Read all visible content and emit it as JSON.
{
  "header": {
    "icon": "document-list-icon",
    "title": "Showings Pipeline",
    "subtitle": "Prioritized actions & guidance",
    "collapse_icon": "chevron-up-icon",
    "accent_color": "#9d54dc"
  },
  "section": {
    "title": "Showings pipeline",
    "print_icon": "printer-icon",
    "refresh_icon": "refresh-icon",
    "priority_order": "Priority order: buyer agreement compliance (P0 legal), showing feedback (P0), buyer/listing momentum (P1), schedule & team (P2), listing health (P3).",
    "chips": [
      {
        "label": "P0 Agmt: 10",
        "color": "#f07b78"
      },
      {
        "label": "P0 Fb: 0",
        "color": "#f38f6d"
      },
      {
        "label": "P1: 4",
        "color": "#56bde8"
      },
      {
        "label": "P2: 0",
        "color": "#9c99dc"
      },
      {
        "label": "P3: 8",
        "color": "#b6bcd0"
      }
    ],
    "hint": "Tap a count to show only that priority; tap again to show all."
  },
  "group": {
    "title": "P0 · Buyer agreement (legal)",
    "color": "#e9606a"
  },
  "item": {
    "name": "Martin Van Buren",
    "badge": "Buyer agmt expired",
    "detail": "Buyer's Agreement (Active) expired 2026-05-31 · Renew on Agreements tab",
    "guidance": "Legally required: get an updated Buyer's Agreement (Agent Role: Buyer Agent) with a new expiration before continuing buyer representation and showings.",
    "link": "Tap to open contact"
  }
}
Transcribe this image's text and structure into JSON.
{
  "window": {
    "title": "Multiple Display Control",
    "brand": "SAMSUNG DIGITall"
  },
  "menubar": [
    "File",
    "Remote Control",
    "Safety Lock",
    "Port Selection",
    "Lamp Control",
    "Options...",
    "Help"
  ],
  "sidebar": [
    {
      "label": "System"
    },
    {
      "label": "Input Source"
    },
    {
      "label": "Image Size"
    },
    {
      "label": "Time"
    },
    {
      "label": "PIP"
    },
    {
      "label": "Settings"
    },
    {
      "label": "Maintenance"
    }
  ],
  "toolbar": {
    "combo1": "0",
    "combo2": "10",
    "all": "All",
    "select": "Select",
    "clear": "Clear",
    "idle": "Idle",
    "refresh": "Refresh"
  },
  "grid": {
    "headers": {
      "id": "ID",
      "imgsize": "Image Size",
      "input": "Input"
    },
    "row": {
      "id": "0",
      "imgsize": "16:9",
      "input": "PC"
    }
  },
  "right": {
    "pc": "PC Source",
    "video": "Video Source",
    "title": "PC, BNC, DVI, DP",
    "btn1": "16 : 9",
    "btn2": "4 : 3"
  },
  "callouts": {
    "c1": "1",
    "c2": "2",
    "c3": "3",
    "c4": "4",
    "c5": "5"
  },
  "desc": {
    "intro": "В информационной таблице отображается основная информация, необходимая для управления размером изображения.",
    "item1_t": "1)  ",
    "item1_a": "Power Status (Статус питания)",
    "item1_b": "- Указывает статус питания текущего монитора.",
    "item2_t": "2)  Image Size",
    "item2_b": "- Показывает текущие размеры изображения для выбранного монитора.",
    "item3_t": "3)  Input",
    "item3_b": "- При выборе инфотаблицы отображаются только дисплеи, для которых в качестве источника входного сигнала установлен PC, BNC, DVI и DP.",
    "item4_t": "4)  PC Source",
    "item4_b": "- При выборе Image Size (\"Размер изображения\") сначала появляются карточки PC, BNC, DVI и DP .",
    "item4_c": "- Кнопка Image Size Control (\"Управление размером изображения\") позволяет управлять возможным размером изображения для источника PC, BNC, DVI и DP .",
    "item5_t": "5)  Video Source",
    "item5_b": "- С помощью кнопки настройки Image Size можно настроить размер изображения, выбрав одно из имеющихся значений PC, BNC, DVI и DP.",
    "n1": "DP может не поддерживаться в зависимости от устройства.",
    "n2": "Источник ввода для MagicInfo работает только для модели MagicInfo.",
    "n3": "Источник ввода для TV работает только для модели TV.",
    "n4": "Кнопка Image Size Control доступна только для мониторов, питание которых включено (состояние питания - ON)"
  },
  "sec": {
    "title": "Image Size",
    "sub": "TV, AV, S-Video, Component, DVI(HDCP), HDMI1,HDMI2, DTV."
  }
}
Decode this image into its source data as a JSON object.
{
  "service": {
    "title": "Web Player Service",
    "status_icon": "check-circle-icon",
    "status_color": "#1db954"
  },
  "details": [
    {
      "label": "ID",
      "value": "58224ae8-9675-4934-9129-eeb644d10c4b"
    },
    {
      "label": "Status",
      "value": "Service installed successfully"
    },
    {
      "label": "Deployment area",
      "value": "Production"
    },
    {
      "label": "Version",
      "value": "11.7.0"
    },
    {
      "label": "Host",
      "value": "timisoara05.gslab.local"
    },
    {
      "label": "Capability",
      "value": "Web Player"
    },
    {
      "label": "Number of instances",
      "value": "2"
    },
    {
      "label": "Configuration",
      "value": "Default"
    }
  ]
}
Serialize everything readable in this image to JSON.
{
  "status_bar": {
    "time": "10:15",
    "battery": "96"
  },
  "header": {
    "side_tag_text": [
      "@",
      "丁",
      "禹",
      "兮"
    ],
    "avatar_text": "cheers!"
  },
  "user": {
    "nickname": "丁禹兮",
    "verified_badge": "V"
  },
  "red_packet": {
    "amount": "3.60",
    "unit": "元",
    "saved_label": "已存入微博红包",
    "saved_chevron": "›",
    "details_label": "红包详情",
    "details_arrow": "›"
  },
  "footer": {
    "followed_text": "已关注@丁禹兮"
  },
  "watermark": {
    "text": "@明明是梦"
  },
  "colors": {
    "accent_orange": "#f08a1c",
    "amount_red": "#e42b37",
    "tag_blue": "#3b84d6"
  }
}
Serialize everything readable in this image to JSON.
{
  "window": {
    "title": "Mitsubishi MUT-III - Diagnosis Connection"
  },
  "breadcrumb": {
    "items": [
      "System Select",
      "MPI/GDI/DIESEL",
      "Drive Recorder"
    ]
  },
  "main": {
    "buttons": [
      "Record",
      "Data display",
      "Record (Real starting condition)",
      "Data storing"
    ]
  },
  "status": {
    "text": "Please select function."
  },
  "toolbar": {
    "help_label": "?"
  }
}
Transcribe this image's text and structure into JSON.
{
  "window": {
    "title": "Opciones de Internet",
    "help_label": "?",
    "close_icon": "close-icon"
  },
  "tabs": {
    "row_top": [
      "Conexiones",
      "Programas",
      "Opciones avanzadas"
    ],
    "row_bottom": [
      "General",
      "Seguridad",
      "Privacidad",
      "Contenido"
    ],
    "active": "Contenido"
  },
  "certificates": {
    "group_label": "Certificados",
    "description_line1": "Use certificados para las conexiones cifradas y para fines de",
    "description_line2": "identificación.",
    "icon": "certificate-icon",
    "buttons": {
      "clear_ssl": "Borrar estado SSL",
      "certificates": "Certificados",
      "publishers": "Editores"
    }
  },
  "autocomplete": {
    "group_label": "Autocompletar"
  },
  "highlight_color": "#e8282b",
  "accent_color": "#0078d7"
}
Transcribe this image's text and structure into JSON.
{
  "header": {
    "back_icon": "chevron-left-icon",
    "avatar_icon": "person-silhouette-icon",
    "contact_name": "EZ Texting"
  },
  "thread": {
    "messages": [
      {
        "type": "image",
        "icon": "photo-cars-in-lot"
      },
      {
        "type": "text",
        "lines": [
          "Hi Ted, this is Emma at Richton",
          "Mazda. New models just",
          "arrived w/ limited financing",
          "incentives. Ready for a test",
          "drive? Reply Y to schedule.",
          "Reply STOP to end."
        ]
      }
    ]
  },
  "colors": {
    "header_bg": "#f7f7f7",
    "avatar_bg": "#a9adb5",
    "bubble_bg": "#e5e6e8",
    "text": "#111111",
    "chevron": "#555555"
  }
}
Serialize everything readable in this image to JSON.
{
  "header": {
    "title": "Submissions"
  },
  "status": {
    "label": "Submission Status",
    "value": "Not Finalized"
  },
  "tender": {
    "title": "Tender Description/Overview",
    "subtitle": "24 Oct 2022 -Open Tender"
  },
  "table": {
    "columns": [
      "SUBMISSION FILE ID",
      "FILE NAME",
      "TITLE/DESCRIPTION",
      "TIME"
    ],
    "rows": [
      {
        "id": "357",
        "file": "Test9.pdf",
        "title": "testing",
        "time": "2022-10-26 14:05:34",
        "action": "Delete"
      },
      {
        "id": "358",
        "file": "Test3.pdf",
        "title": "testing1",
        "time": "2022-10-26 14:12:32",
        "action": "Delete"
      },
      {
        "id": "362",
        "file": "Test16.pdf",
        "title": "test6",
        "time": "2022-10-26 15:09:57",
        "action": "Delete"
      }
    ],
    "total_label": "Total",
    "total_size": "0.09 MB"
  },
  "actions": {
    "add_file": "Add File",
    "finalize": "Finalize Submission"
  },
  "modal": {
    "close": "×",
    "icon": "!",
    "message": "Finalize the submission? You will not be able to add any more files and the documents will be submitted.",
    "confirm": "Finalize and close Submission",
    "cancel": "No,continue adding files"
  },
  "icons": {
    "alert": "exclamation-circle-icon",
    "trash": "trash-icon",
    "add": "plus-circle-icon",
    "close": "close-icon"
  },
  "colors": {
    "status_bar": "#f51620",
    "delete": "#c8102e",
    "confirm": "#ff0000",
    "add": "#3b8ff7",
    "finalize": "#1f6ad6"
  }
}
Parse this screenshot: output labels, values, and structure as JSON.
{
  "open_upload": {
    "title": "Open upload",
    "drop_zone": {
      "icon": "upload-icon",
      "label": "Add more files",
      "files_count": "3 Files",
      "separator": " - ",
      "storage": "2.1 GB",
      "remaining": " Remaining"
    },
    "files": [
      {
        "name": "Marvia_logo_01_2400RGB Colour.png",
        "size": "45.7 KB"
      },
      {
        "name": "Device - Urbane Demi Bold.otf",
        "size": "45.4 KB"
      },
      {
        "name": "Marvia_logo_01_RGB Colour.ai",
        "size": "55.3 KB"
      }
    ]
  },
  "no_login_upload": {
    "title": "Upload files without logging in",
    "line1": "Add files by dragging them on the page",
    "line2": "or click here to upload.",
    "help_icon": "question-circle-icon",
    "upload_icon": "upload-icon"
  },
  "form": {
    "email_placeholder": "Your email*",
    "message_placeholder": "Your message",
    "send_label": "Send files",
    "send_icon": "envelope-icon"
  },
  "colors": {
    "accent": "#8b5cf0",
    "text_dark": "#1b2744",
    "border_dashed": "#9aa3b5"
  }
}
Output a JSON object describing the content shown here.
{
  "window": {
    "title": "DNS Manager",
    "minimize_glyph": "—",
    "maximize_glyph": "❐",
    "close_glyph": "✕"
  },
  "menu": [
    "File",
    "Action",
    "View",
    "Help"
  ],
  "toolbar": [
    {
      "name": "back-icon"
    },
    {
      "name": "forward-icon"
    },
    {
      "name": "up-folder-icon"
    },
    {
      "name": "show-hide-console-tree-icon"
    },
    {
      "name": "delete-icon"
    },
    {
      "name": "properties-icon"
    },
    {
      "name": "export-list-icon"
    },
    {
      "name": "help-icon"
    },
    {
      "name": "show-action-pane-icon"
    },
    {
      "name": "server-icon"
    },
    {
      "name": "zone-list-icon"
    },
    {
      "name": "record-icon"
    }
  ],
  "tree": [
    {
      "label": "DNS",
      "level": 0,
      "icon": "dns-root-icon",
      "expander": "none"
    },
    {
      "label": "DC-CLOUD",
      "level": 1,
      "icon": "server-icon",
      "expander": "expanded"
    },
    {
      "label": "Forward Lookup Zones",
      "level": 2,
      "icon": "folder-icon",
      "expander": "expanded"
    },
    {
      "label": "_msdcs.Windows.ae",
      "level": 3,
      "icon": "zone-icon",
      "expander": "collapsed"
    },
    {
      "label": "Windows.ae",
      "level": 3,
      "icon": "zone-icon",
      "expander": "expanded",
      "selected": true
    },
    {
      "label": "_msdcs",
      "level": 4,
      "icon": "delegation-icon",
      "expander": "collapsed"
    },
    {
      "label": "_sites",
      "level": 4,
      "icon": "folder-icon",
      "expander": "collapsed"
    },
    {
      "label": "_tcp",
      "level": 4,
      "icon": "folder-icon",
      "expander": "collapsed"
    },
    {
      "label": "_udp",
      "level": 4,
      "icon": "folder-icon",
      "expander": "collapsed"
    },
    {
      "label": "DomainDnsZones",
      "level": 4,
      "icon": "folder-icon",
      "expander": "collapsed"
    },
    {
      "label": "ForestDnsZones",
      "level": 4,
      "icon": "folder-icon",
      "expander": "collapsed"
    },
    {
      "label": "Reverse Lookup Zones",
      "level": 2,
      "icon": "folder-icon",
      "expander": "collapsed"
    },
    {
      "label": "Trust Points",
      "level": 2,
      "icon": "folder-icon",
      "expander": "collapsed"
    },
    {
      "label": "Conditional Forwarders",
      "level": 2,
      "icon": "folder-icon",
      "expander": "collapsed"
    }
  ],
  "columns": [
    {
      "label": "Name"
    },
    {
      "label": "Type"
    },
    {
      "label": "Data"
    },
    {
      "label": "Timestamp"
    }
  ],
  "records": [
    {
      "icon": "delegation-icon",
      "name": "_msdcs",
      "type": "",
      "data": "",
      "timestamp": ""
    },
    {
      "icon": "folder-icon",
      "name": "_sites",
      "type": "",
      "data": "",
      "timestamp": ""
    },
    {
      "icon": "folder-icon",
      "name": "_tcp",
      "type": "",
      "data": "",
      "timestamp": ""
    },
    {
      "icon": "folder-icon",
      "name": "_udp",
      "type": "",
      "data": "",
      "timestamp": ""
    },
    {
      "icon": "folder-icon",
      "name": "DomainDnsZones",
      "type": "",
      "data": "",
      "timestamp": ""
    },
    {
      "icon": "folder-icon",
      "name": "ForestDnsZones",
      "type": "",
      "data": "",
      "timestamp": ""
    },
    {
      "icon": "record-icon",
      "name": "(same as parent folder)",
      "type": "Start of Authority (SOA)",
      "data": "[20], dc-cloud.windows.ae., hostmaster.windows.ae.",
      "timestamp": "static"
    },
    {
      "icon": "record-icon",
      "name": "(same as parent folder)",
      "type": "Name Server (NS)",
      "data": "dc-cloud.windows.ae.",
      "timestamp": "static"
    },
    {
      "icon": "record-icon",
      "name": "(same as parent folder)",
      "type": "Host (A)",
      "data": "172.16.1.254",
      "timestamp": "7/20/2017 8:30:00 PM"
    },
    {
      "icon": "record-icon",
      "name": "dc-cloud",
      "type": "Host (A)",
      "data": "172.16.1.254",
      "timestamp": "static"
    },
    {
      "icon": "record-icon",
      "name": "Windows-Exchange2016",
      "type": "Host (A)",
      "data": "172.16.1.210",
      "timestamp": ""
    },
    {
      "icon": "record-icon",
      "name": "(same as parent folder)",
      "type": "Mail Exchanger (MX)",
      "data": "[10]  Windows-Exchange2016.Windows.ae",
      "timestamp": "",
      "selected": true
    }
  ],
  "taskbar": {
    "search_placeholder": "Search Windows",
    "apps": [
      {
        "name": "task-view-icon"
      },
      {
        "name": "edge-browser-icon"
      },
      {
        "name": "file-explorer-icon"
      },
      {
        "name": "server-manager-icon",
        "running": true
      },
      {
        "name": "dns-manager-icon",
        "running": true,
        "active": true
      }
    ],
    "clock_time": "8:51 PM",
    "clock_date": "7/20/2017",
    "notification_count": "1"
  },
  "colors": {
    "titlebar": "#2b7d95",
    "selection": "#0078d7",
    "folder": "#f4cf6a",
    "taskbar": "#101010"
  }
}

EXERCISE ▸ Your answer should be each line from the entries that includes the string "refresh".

ANSWER TO THIS TASK ▸
    "refresh_icon": "refresh-icon",
    "refresh": "Refresh"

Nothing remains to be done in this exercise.